"You expected Tonks to outlive you," he said quietly.

"I never doubted it," Hermione replied, her throat thick. "I sort of took it for granted that no matter what happened to me, there would be others to carry on the fight. Remus and Tonks, you and Ron…"

His expression became unreadable, but he suddenly looked much older than his seventeen years. "I always figured that it might be me who died first," he said.

At some point during their travels, she suspected that all of them had considered that possibility. They had known beyond a shadow of a doubt that Voldemort would have to fall, but Hermione had thought too many times of who might perish before that happened. She had wondered how many friends she could stand to lose before she would wish for death herself.

"I always figured we would stand between him and you," Ron added.

For a moment, she remembered the thirteen-year-old boy who had stood up to a mass murderer named Sirius Black and declared that Black would have to go through both of them to get to Harry. She had agreed immediately with that declaration of loyalty then and she had been willing to keep that promise when it came to Voldemort.

"Enough of that," Harry said abruptly. "It's too early in the day to think like that."

"I'm sorry," she said genuinely. "I've been frustrated."

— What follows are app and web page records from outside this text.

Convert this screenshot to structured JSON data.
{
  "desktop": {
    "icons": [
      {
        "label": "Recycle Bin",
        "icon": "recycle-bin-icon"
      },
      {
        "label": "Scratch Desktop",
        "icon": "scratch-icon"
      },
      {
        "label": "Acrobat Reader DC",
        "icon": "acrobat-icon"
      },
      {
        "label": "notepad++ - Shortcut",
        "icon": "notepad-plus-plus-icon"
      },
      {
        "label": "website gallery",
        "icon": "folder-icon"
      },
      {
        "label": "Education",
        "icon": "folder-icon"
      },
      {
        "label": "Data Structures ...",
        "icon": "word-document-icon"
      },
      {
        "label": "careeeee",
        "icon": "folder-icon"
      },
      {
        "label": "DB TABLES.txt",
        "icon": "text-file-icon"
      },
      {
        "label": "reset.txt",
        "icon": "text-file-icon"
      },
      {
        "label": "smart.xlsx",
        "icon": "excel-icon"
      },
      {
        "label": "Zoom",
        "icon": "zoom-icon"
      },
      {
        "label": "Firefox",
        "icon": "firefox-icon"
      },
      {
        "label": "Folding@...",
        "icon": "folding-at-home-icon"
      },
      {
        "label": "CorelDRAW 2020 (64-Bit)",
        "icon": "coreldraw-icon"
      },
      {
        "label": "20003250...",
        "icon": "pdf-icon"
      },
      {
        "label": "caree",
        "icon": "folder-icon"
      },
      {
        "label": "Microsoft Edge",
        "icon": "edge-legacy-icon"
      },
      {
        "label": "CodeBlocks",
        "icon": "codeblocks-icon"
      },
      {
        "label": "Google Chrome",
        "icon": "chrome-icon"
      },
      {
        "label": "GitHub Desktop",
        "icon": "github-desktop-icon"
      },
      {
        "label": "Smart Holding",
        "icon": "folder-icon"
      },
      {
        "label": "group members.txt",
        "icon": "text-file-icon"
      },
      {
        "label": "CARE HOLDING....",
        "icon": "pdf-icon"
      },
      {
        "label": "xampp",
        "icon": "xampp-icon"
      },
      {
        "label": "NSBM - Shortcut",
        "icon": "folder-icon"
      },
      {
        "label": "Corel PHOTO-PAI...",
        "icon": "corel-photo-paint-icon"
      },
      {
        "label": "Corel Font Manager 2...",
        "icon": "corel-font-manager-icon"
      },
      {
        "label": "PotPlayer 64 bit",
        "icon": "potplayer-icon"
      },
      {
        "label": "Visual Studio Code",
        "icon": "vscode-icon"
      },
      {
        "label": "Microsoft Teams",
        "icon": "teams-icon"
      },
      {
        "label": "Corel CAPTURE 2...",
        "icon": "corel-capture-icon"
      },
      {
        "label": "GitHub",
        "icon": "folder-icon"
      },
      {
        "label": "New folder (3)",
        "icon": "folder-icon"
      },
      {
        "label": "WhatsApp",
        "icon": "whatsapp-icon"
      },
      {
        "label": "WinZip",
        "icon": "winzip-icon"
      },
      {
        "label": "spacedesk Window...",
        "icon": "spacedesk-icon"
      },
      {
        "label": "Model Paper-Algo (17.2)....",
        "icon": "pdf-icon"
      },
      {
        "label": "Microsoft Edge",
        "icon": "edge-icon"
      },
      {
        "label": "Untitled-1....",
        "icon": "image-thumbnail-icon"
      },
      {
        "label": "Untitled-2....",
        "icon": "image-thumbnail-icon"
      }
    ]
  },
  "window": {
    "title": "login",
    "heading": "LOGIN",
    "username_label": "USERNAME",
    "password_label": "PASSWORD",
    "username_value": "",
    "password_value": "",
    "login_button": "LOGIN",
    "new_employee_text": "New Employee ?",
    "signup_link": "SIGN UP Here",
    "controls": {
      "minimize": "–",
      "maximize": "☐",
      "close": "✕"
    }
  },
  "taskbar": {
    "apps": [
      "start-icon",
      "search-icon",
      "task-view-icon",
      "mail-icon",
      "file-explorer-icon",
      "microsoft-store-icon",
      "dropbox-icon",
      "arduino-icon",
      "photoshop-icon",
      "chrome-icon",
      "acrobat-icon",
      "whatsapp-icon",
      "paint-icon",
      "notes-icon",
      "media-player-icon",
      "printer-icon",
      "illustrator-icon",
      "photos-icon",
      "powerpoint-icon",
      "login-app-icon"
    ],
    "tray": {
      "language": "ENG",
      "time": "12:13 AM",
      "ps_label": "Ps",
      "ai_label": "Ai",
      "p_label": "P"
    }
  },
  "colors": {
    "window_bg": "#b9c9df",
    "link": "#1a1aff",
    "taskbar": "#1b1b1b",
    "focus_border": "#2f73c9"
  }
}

"You'll get through to them," Harry said confidently. "I feel like they're trying to fight against the charm already and that's got to be a good sign."

"What's next, then?" Ron asked. "You must have those instructions written down around here."

"I have the charms written down," Hermione said. "I didn't want a steb-by-step guide to interrogating my Mum laying around. So now I have to figure out the best way to strip away the charms."

"We're here until Sunday," Ron interjected. "Put us in front of a stack of books and we're bound to find something by then."

"No," she insisted. "This is supposed to be a vacation."

"We're here to bring you cheer," Harry said as stalwartly as his friend. "If it takes half the Hogwarts library to do that, I don't mind one bit."